| Problem |
How many lines below contain the word "events"? Reply solely with the number.
**********
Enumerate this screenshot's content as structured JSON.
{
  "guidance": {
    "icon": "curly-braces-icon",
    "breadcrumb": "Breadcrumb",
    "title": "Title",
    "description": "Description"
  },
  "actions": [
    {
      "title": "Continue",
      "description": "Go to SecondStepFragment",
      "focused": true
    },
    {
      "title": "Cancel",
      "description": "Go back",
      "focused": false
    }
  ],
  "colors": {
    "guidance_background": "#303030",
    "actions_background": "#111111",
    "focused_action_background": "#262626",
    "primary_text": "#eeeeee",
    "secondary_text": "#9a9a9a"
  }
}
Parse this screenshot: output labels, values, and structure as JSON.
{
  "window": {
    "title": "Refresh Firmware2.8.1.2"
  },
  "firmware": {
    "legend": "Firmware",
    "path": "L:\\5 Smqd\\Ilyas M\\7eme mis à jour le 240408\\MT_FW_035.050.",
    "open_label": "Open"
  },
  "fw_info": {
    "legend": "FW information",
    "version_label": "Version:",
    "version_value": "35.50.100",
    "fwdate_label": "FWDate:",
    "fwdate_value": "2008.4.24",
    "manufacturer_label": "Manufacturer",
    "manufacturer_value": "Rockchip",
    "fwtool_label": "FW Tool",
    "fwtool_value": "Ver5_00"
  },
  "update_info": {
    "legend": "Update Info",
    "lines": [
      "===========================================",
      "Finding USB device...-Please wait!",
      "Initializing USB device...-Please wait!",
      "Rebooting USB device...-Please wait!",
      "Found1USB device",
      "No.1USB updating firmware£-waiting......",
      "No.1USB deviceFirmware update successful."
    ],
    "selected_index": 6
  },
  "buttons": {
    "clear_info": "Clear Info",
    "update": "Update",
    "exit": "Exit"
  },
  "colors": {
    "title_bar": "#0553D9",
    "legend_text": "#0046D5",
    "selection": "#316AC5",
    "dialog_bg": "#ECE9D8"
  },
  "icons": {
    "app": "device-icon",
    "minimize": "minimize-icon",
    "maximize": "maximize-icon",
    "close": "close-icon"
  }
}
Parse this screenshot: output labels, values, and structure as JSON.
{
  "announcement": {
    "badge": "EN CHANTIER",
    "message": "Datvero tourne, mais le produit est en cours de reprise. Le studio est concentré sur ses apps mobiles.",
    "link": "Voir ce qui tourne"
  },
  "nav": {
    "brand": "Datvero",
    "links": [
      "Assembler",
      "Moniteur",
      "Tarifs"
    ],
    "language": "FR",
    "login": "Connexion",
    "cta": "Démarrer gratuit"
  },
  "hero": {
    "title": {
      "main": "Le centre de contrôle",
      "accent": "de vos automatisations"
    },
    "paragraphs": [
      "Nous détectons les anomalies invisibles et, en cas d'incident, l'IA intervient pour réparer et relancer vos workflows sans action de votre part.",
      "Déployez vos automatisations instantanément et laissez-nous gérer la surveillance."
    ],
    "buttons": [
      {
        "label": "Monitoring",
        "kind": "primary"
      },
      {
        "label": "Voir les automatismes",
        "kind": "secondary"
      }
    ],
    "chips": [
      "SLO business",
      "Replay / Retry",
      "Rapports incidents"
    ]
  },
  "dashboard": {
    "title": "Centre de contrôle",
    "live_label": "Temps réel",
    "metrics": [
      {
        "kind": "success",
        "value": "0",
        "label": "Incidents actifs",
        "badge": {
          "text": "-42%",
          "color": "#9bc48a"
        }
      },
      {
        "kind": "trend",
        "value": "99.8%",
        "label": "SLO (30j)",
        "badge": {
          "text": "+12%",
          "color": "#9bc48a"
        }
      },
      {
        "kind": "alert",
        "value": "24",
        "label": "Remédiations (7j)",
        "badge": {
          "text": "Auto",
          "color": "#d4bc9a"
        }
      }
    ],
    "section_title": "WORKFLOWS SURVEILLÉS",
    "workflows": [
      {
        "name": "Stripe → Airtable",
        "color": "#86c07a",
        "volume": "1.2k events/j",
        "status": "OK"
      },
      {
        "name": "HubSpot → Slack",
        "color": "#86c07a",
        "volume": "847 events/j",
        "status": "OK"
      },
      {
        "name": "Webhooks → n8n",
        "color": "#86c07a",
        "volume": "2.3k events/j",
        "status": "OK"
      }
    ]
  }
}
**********
| Output of the task |
3